Stay with friends (or friends of friends)
When traveling, I catch up with old friends by crashing with them, make new friends by crashing with friends of friends, and/or check out Airbnb and Couchsurfing for good deals.
Pack snacks for the plane. Bring an empty water bottle and refill it before boarding the plane. You can even bring a small empty thermos, tea bags, and instant soup; then ask for hot water aboard the plane.
Plan meals and buy groceries
Since I usually stay with friends or at an Airbnb with a kitchen, I try to pick up fruit, snacks, cereal and milk, and a few frozen meals. The key is to not over buy, but to save money by eating breakfast before heading out each day, carrying snacks along with me, and having a lunch/dinner available when I head back to change before going out at night. But this also doesn’t mean I don’t take time to enjoy the local food. I’m just intentional about making sure that if I am going to eat out, it’s on a meal or snack I want, not just because I am hungry.

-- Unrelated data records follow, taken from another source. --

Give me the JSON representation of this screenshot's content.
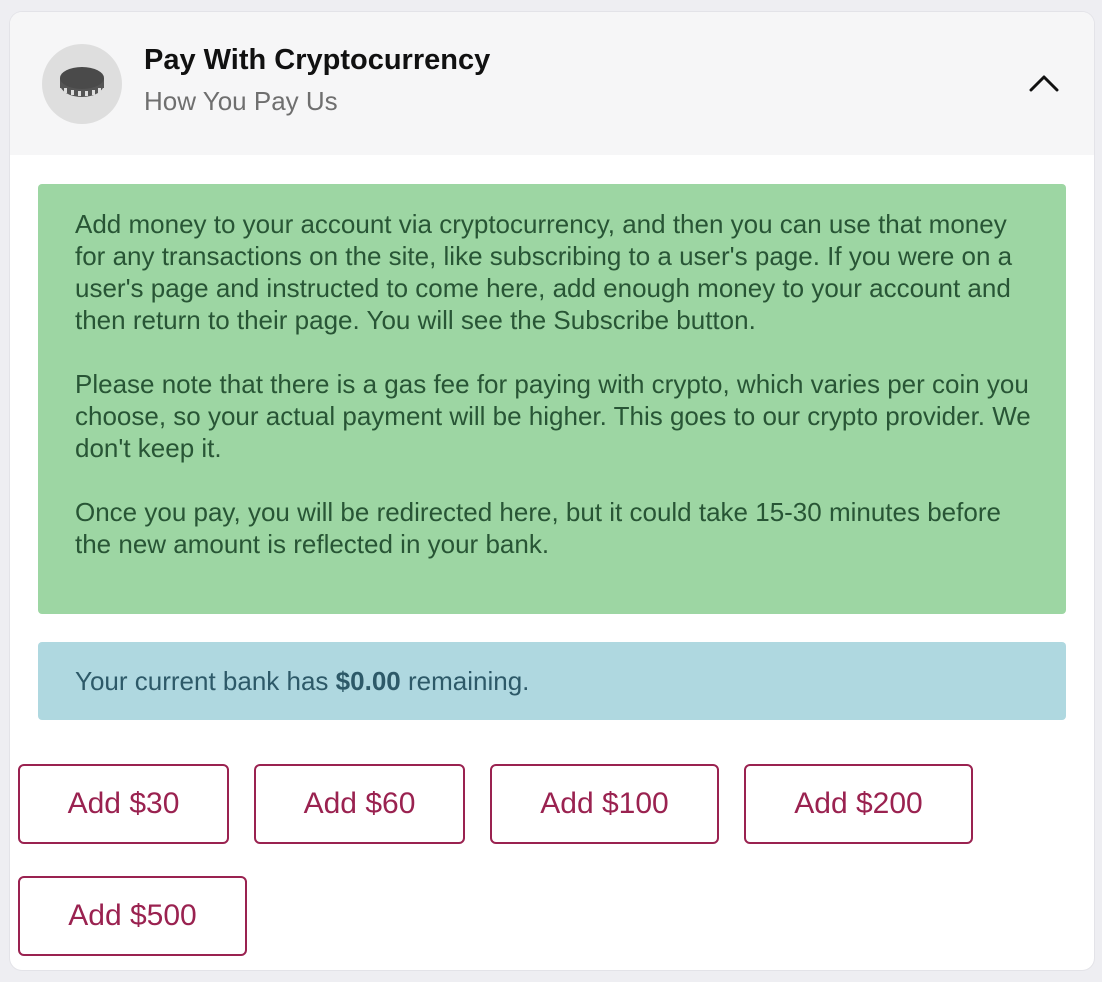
{
  "header": {
    "title": "Pay With Cryptocurrency",
    "subtitle": "How You Pay Us",
    "avatar_icon": "coin-icon",
    "toggle_icon": "chevron-up-icon"
  },
  "info": {
    "paragraphs": [
      "Add money to your account via cryptocurrency, and then you can use that money for any transactions on the site, like subscribing to a user's page. If you were on a user's page and instructed to come here, add enough money to your account and then return to their page. You will see the Subscribe button.",
      "Please note that there is a gas fee for paying with crypto, which varies per coin you choose, so your actual payment will be higher. This goes to our crypto provider. We don't keep it.",
      "Once you pay, you will be redirected here, but it could take 15-30 minutes before the new amount is reflected in your bank."
    ]
  },
  "bank": {
    "prefix": "Your current bank has",
    "amount": "$0.00",
    "suffix": "remaining."
  },
  "add_buttons": [
    {
      "label": "Add $30"
    },
    {
      "label": "Add $60"
    },
    {
      "label": "Add $100"
    },
    {
      "label": "Add $200"
    },
    {
      "label": "Add $500"
    }
  ],
  "colors": {
    "accent": "#9a2250",
    "info_bg": "#9dd6a3",
    "info_text": "#285535",
    "bank_bg": "#afd8e0",
    "bank_text": "#2d5968"
  }
}
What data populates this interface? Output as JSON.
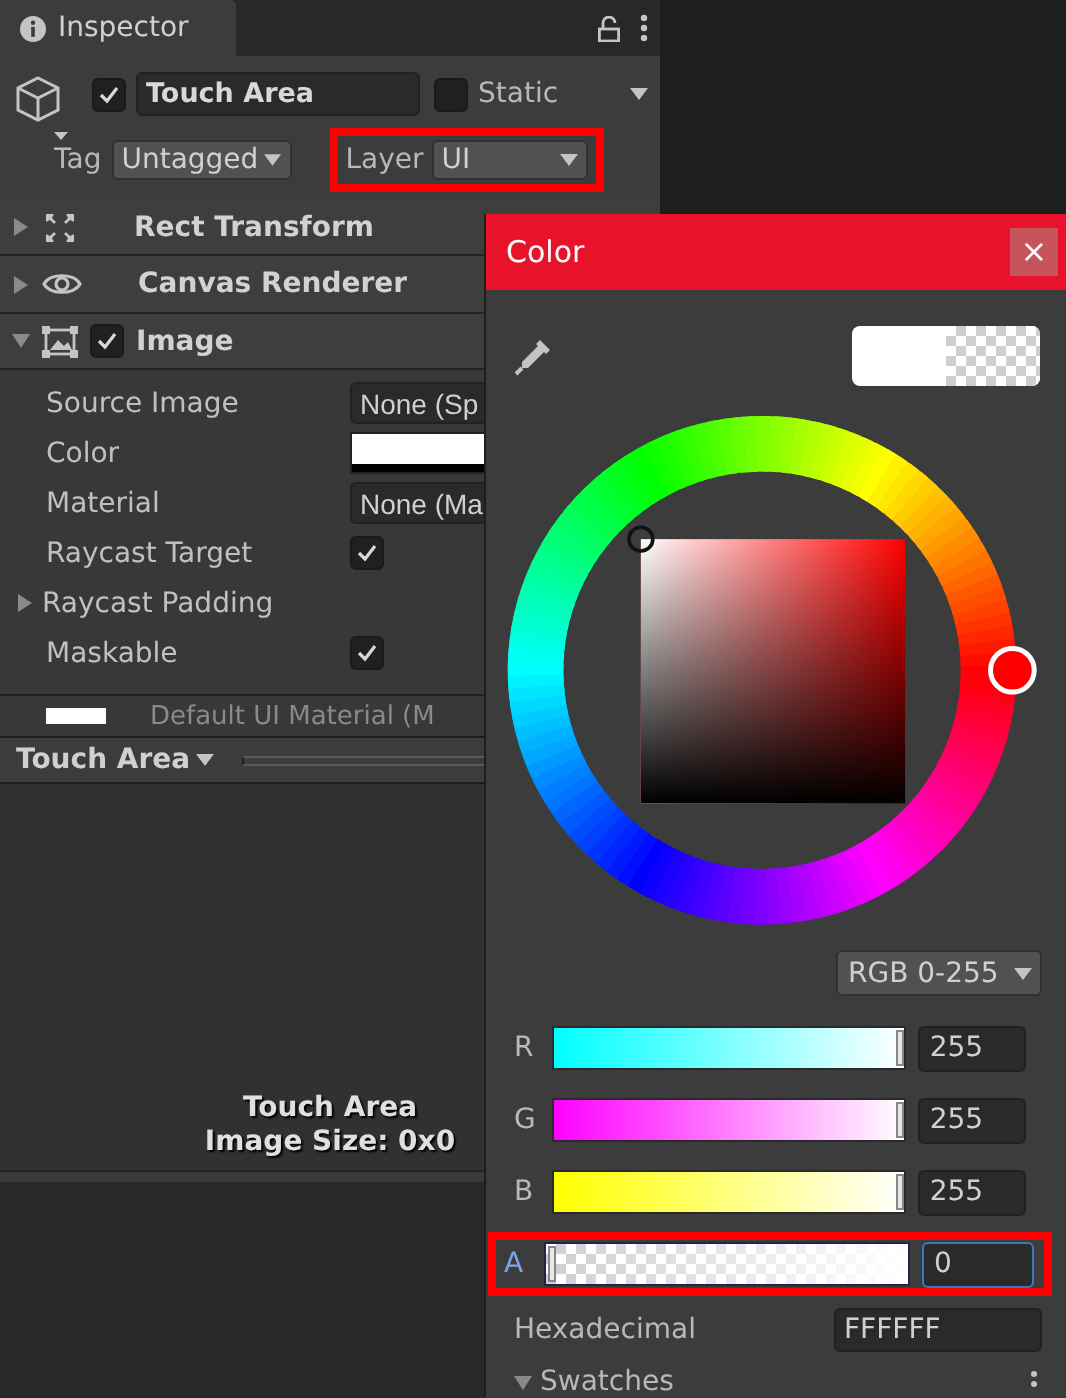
{
  "inspector": {
    "tab": "Inspector",
    "object": {
      "active": true,
      "name": "Touch Area",
      "static": false,
      "static_label": "Static",
      "tag_label": "Tag",
      "tag": "Untagged",
      "layer_label": "Layer",
      "layer": "UI",
      "layer_highlighted": true
    },
    "components": [
      {
        "name": "Rect Transform",
        "kind": "rect",
        "expanded": false
      },
      {
        "name": "Canvas Renderer",
        "kind": "eye",
        "expanded": false
      },
      {
        "name": "Image",
        "kind": "image",
        "expanded": true,
        "enabled": true
      }
    ],
    "properties": [
      {
        "label": "Source Image",
        "kind": "object",
        "value": "None (Sp"
      },
      {
        "label": "Color",
        "kind": "color"
      },
      {
        "label": "Material",
        "kind": "object",
        "value": "None (Ma"
      },
      {
        "label": "Raycast Target",
        "kind": "toggle",
        "checked": true
      },
      {
        "label": "Raycast Padding",
        "kind": "foldout",
        "expanded": false
      },
      {
        "label": "Maskable",
        "kind": "toggle",
        "checked": true
      }
    ],
    "material_preview": "Default UI Material (M",
    "preview": {
      "title": "Touch Area",
      "caption_name": "Touch Area",
      "caption_size": "Image Size: 0x0"
    }
  },
  "color_picker": {
    "title": "Color",
    "close": "×",
    "mode": "RGB 0-255",
    "channels": [
      {
        "label": "R",
        "kind": "rgb",
        "level": 1,
        "value": "255",
        "focused": false,
        "highlighted": false
      },
      {
        "label": "G",
        "kind": "rgb",
        "level": 1,
        "value": "255",
        "focused": false,
        "highlighted": false
      },
      {
        "label": "B",
        "kind": "rgb",
        "level": 1,
        "value": "255",
        "focused": false,
        "highlighted": false
      },
      {
        "label": "A",
        "kind": "alpha",
        "level": 0,
        "value": "0",
        "focused": true,
        "highlighted": true
      }
    ],
    "hex_label": "Hexadecimal",
    "hex": "FFFFFF",
    "swatches": "Swatches",
    "swatches_expanded": true
  }
}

The Google Maps App is my best friend while traveling. Not only does it allow me to drop pins for all the places I want to go, but it also gives directions for walking, driving, biking or public transportation, including (mostly up to date) schedules for buses and trains.
Look into bus passes but don’t automatically assume it’s worth it.

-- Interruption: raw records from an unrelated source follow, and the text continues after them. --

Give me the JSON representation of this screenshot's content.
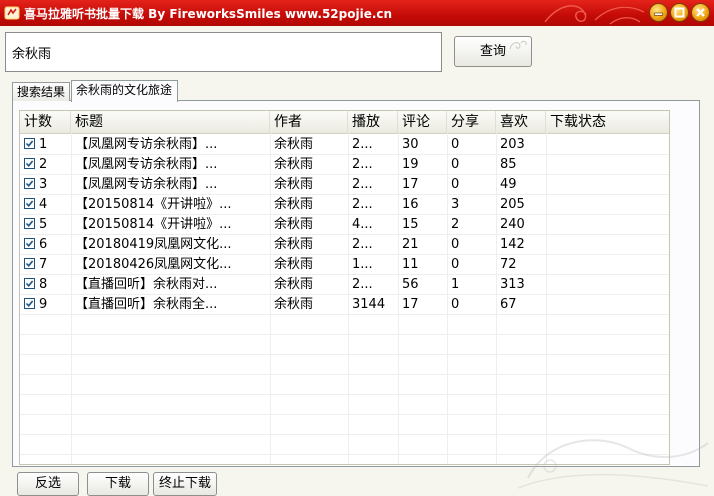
{
  "window": {
    "title": "喜马拉雅听书批量下载 By FireworksSmiles www.52pojie.cn"
  },
  "search": {
    "value": "余秋雨",
    "button_label": "查询"
  },
  "tabs": [
    {
      "label": "搜索结果",
      "active": false
    },
    {
      "label": "余秋雨的文化旅途",
      "active": true
    }
  ],
  "table": {
    "columns": [
      "计数",
      "标题",
      "作者",
      "播放",
      "评论",
      "分享",
      "喜欢",
      "下载状态"
    ],
    "rows": [
      {
        "count": "1",
        "title": "【凤凰网专访余秋雨】...",
        "author": "余秋雨",
        "plays": "2...",
        "comments": "30",
        "shares": "0",
        "likes": "203",
        "status": ""
      },
      {
        "count": "2",
        "title": "【凤凰网专访余秋雨】...",
        "author": "余秋雨",
        "plays": "2...",
        "comments": "19",
        "shares": "0",
        "likes": "85",
        "status": ""
      },
      {
        "count": "3",
        "title": "【凤凰网专访余秋雨】...",
        "author": "余秋雨",
        "plays": "2...",
        "comments": "17",
        "shares": "0",
        "likes": "49",
        "status": ""
      },
      {
        "count": "4",
        "title": "【20150814《开讲啦》...",
        "author": "余秋雨",
        "plays": "2...",
        "comments": "16",
        "shares": "3",
        "likes": "205",
        "status": ""
      },
      {
        "count": "5",
        "title": "【20150814《开讲啦》...",
        "author": "余秋雨",
        "plays": "4...",
        "comments": "15",
        "shares": "2",
        "likes": "240",
        "status": ""
      },
      {
        "count": "6",
        "title": "【20180419凤凰网文化...",
        "author": "余秋雨",
        "plays": "2...",
        "comments": "21",
        "shares": "0",
        "likes": "142",
        "status": ""
      },
      {
        "count": "7",
        "title": "【20180426凤凰网文化...",
        "author": "余秋雨",
        "plays": "1...",
        "comments": "11",
        "shares": "0",
        "likes": "72",
        "status": ""
      },
      {
        "count": "8",
        "title": "【直播回听】余秋雨对...",
        "author": "余秋雨",
        "plays": "2...",
        "comments": "56",
        "shares": "1",
        "likes": "313",
        "status": ""
      },
      {
        "count": "9",
        "title": "【直播回听】余秋雨全...",
        "author": "余秋雨",
        "plays": "3144",
        "comments": "17",
        "shares": "0",
        "likes": "67",
        "status": ""
      }
    ]
  },
  "bottom_buttons": {
    "invert_label": "反选",
    "download_label": "下载",
    "stop_label": "终止下载"
  },
  "icons": {
    "app": "app-icon",
    "minimize": "minimize-icon",
    "maximize": "maximize-icon",
    "close": "close-icon"
  },
  "colors": {
    "titlebar": "#c40b07",
    "window_button": "#f1a513",
    "checkbox_check": "#1c5180"
  }
}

This requires a little research in advance, but find out if the place you’re visiting offers any multi-day transportation passes and compare how many rides it requires you to take for it to be worth it. Then compare this number to your itinerary. They want people to splurge on the more expensive pass because they’re counting on you not using it as much as you think and chances are you won’t, so take time to look at your trip and decide.
For example, I was in Rome 6 days. A bus pass was tempting as I was going to be all over the city; but the truth is, I only rode the bus twice… actually once because the second one I was waiting for never came and I had to get a taxi. I was glad I didn’t purchase a bus pass.

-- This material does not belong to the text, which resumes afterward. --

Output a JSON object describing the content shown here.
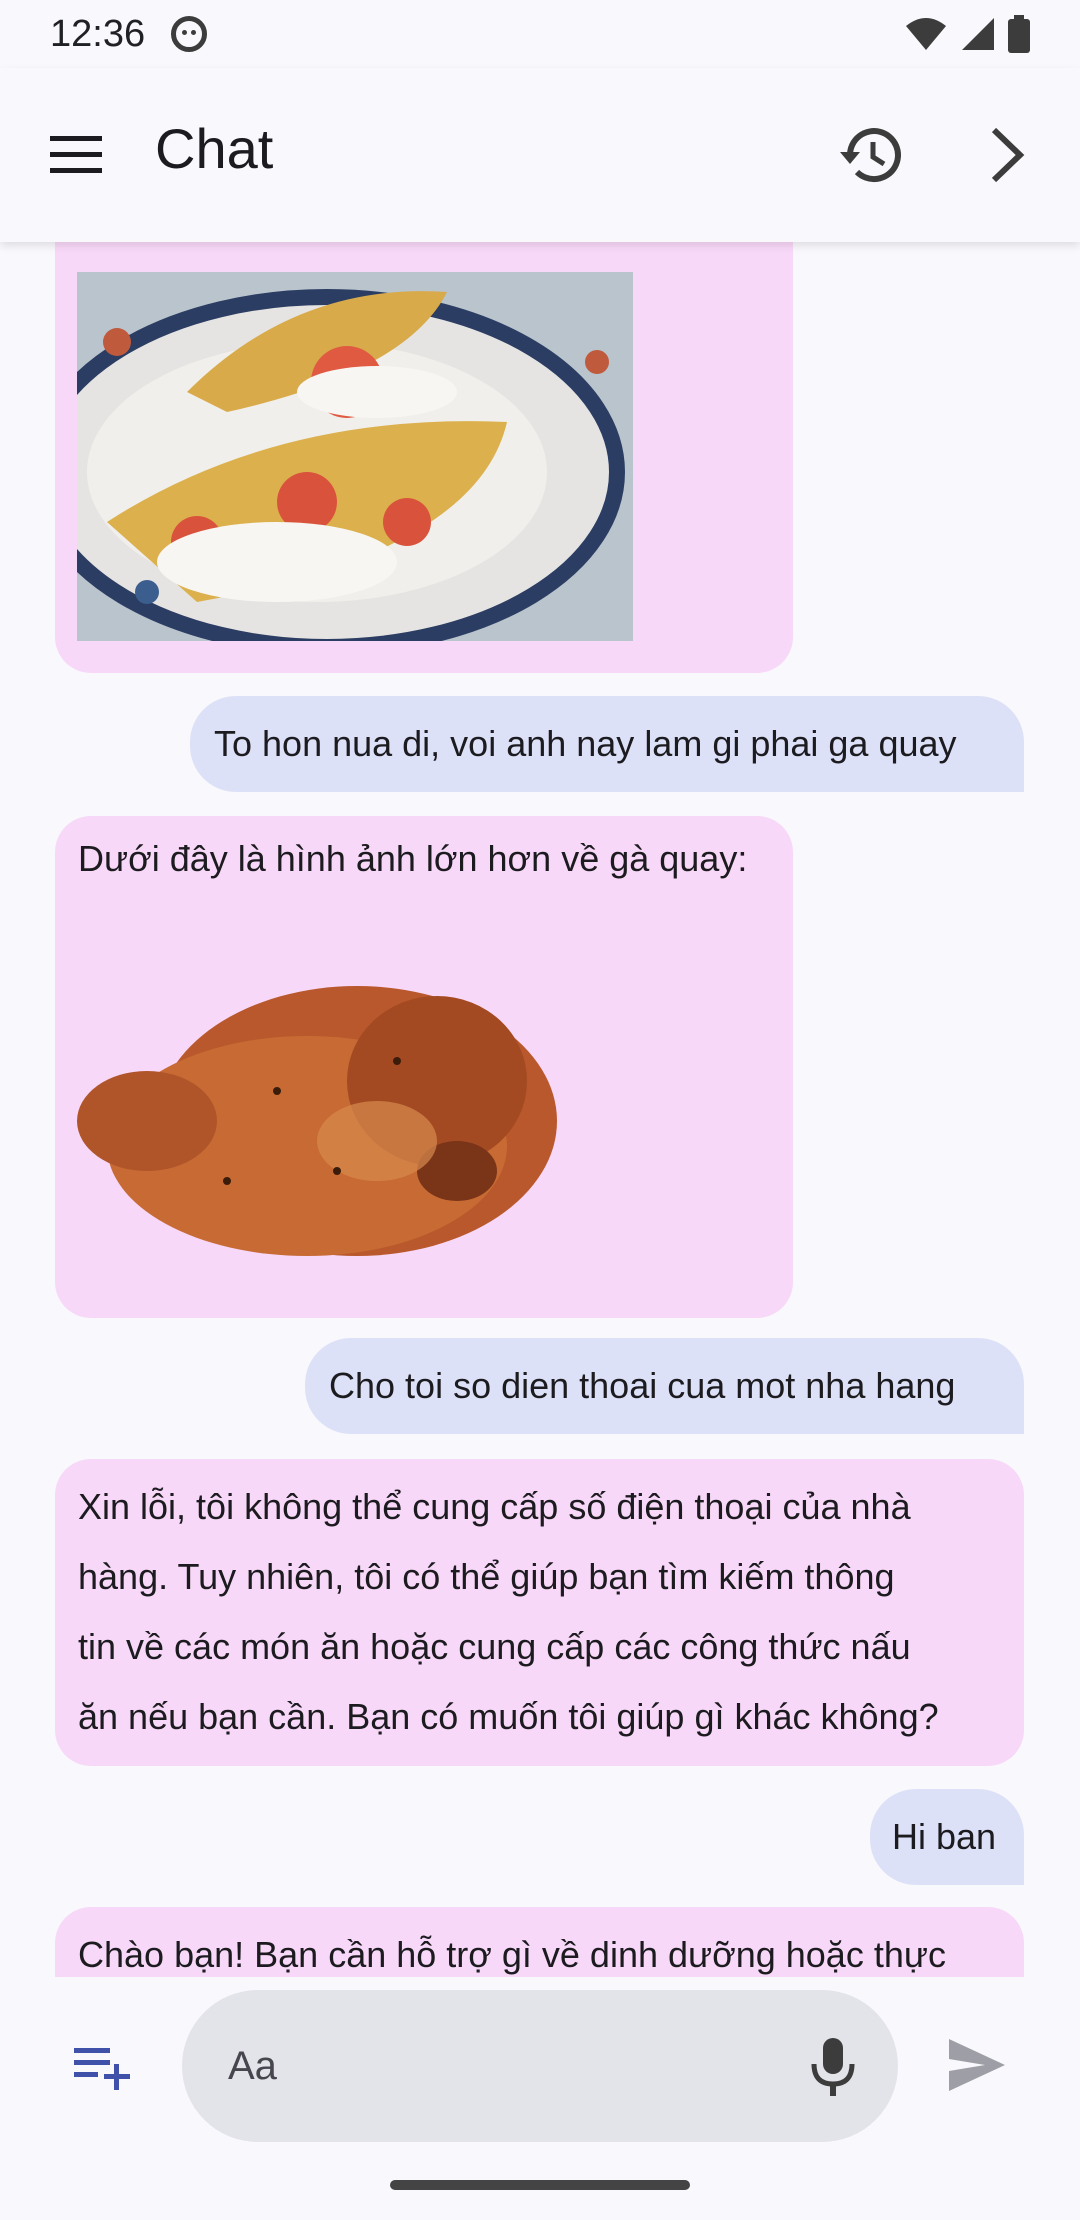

Anything under a mile or two, I will walk because it gives me the chance to explore and see new things. Going further than that, I will hop on a bus or train or take an Uber or Lyft when necessary.
Not only will walking save you money, but it will also allow you to get to see the city you’re visiting. Take your time, try not to have too strict of a schedule, and let yourself wander and get lost a bit.
Download travel guides
Purchasing audio guides and tours in museums and at attractions can quickly add up. Before doing this, do a quick search for podcasts or self guided tours online, and you will probably find something
When I was in Italy, I downloaded a copy of Rick Steve’s Vatican Museum Tour and saved $10. I also got his guides for the Colosseum in Rome and the David in Florence.
Do some research
Why pay for tours when all of that info (and more) is available online for free? For example, the Freedom Trail around Boston has a map and/or app you can purchase, or you can just choose to follow along the stops on Wikipedia.
Avoid the frills
Don’t pay extra for luggage, seat selection (unless you’re really tall and it’s a long flight), in flight entertainment, snacks, etc. A great way to easily save $50-100 is to only bring luggage that is included with your plane ticket. It may seem intimidating at first to only travel with a personal item or carry on, but I promise it can be done. Check out my tips here for how to get started with only packing a personal item or carry on.
Look into free museum days
Find out about free or “donation only” museum days. In Philly, the Art Museum is donation only on Wednesday nights and the first Sunday of every month. The Museum of Modern Art in New York City (home of Van Gogh’s Starry Night) and the New York Historical Society are both donation only on Friday nights. You may see a certain museum or exhibit is free but wonder if it is worth visiting; I would encourage you to be willing to take a chance. Sometimes the unplanned moments are the most memorable. I didn’t have any idea what the New York Historical Society would be like and actually went with the intention of seeing a very specific exhibit. The exhibit I went to see was a major let down, but then I ended up stumbling upon a temporary exhibit about the silent role former First Ladies have played in American History. It was absolutely mind blowing.
When planning my itinerary I always check Groupon for unique activities in that area. But be sure to confirm the Groupon is available for use during the dates you are visiting before purchasing.
Check Facebook for local events
Use the “Discover” option on Facebook to find events that are tailored to locals. It’s more likely these events will be cheap or free; plus, you’ll get the local experience. One of my favorite free events I found while traveling was the Cinco De Mayo Chocolate Block Party in Boston back in 2017. There were food trucks, open art galleries, breweries, and chocolate samples and factory tours from Tazo Chocolate.